Now, the GOP didn't lose all those votes solely because of their embrace of cultural victimhood. It was a Democratic year, after all, and the economy worked against them too. Still, exit polls suggest they had already lost most of this ground by 2006, and the economy had nothing to do with it back then. Conservative gains after 9/11 may have masked the problem for a while, but fundamentally these are voters who saw the Republican Party turn into a party of rabid identity politics and turned away in disgust. It's probably cost them (so far) about 10 million votes, and in an era where 53-47 is considered a big victory, that's a helluva deficit to make up elsewhere.

A party that merely wants to move more slowly and more deliberately than liberals in the cultural sphere wouldn't have lost all those votes. But the real-life GOP, a party whose primary association in much of the public mind is with revulsion toward gays, immigrants, urban elites, and the non-churchgoing, did. That's oogedy-boogedy.

Putting the Noise Machine in its Place

| Wed Nov. 19, 2008 5:41 PM EST

PUTTING THE NOISE MACHINE IN ITS PLACE....Ezra Klein isn't sure that Barack Obama made the right choice by tapping Eric Holder as his nominee for attorney general:

It's hard for me to believe that Obama couldn't find anyone for the post who wasn't the workhorse behind Bill Clinton's pardon of fugitive financier Marc Rich. Holder, obviously, was just doing his job, but appearances matter in this town. Republicans will have no problem attacking the choice, and your average voter will be rather confused as to why Obama made it. Whatever Holder's merits — and I grant that they are many — it's a nomination that recalls the worst of the Clinton era, and it's not clear why that needed to be done.

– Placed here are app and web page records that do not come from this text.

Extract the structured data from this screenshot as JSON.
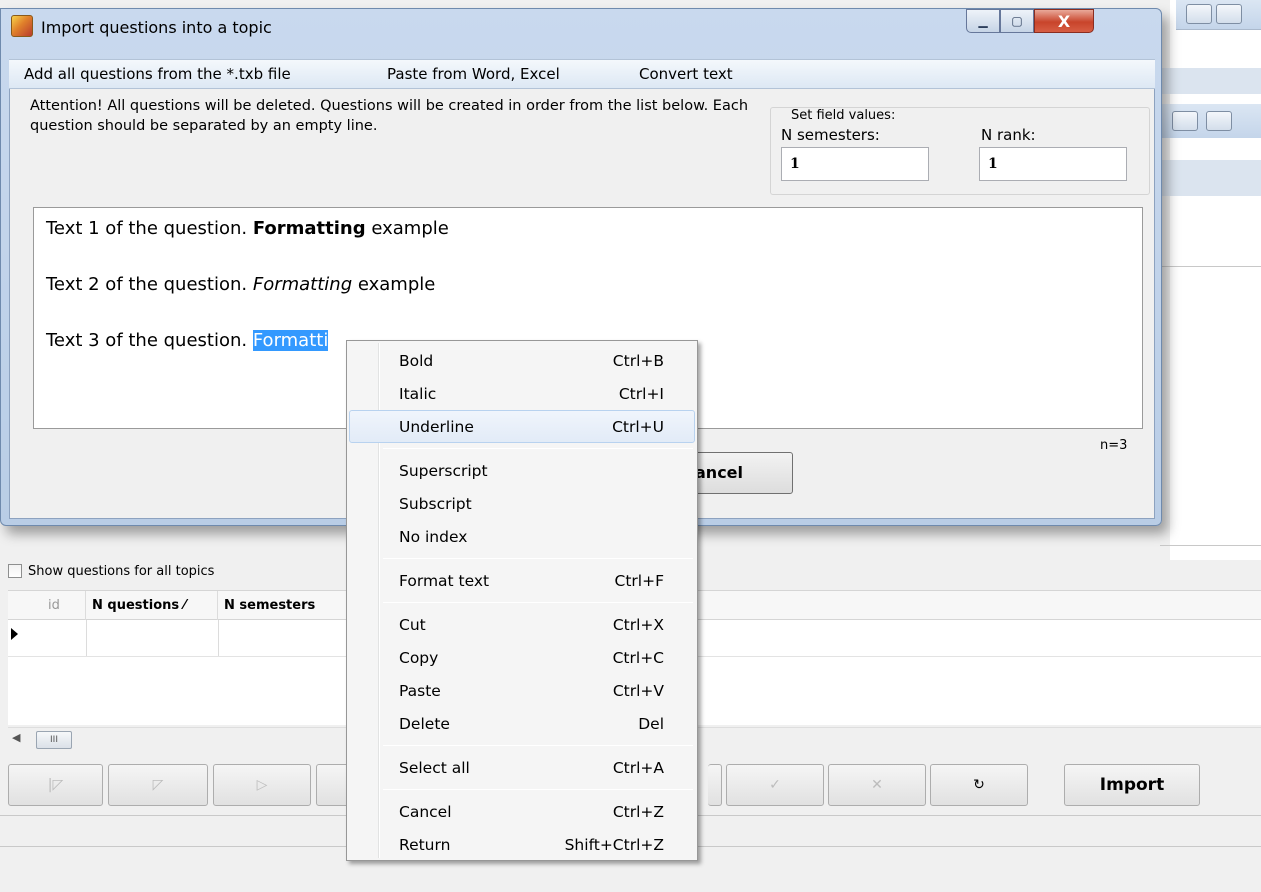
{
  "dialog": {
    "title": "Import questions into a topic",
    "close_label": "X",
    "menu": [
      "Add all questions from the *.txb file",
      "Paste from Word, Excel",
      "Convert text"
    ],
    "attention_text": "Attention! All questions will be deleted. Questions will be created in order from the list below. Each question should be separated by an empty line.",
    "field_values": {
      "legend": "Set field values:",
      "semesters_label": "N semesters:",
      "semesters_value": "1",
      "rank_label": "N rank:",
      "rank_value": "1"
    },
    "editor": {
      "lines": [
        {
          "before": "Text 1 of the question. ",
          "emph": "Formatting",
          "after": " example"
        },
        {
          "before": "Text 2 of the question. ",
          "emph": "Formatting",
          "after": " example"
        },
        {
          "before": "Text 3 of the question. ",
          "emph": "Formatti",
          "after": ""
        }
      ]
    },
    "count": "n=3",
    "cancel_label": "ancel"
  },
  "background": {
    "show_all_label": "Show questions for all topics",
    "columns": [
      "id",
      "N questions ⁄",
      "N semesters"
    ],
    "scroll_thumb": "III",
    "import_label": "Import",
    "refresh_icon": "↻"
  },
  "context_menu": {
    "items": [
      {
        "label": "Bold",
        "shortcut": "Ctrl+B"
      },
      {
        "label": "Italic",
        "shortcut": "Ctrl+I"
      },
      {
        "label": "Underline",
        "shortcut": "Ctrl+U"
      },
      {
        "label": "Superscript",
        "shortcut": ""
      },
      {
        "label": "Subscript",
        "shortcut": ""
      },
      {
        "label": "No index",
        "shortcut": ""
      },
      {
        "label": "Format text",
        "shortcut": "Ctrl+F"
      },
      {
        "label": "Cut",
        "shortcut": "Ctrl+X"
      },
      {
        "label": "Copy",
        "shortcut": "Ctrl+C"
      },
      {
        "label": "Paste",
        "shortcut": "Ctrl+V"
      },
      {
        "label": "Delete",
        "shortcut": "Del"
      },
      {
        "label": "Select all",
        "shortcut": "Ctrl+A"
      },
      {
        "label": "Cancel",
        "shortcut": "Ctrl+Z"
      },
      {
        "label": "Return",
        "shortcut": "Shift+Ctrl+Z"
      }
    ],
    "hover_item": "Underline"
  }
}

Leaving Holder's broader merits (or lack thereof) to one side, I'd offer a different take on this: do we really want to hamstring ourselves by worrying too much about what kind of temper tantrum the Republican Party is likely to throw over Obama's nominees? I don't doubt they'll do their best to smear Holder, but the Rich pardon happened eight years ago and Holder's role in it was fairly modest. Obviously it's not a good idea to give Republicans too many free shots early in his term, but if Obama truly thinks Holder is the best man for the job, then I think he's done the right thing. Let the talk show clowns wail and the congressional leadership send out their streams of faux outraged press releases. This is a pretty good chance to show that this stuff just doesn't work anymore, and I'll bet Obama realizes it.

Team of Rivals?

| Wed Nov. 19, 2008 2:58 PM EST

TEAM OF RIVALS?....Is Barack Obama really assembling a "team of rivals," as Abraham Lincoln did in Doris Kearns Goodwin's account of Lincoln's presidency? Goodwin's book was a little too hagiographic for my taste (even Lincoln's obvious mistakes routinely get spun into accidental acts of genius), but there's no question that Lincoln really did surround himself with a contentious bunch of personalities. Obama, conversely, doesn't really seem to be doing that. Hillary Clinton and the other SecState candidates are the only real "rivals" he's considering for his cabinet, and one cabinet spot hardly counts as a team, does it?

Still, Dan Drezner thinks the Goodwin analogy is serving Obama well:

That said, it's pretty smart for Obama and his staff to spread this meme around. First, it flatters all of his cabinet officers to think that they're like Seward, Salmon Chase et al. Second, by invoking the metaphor, Obama gets to frame his administration as evoking both the great challenges of the Civil War period and the greatness of Lincoln.

So maybe Obama isn't assembling a team of rivals after all, but he's still a pretty smart cookie for faking us into thinking he is. Nice move from the former gym rat.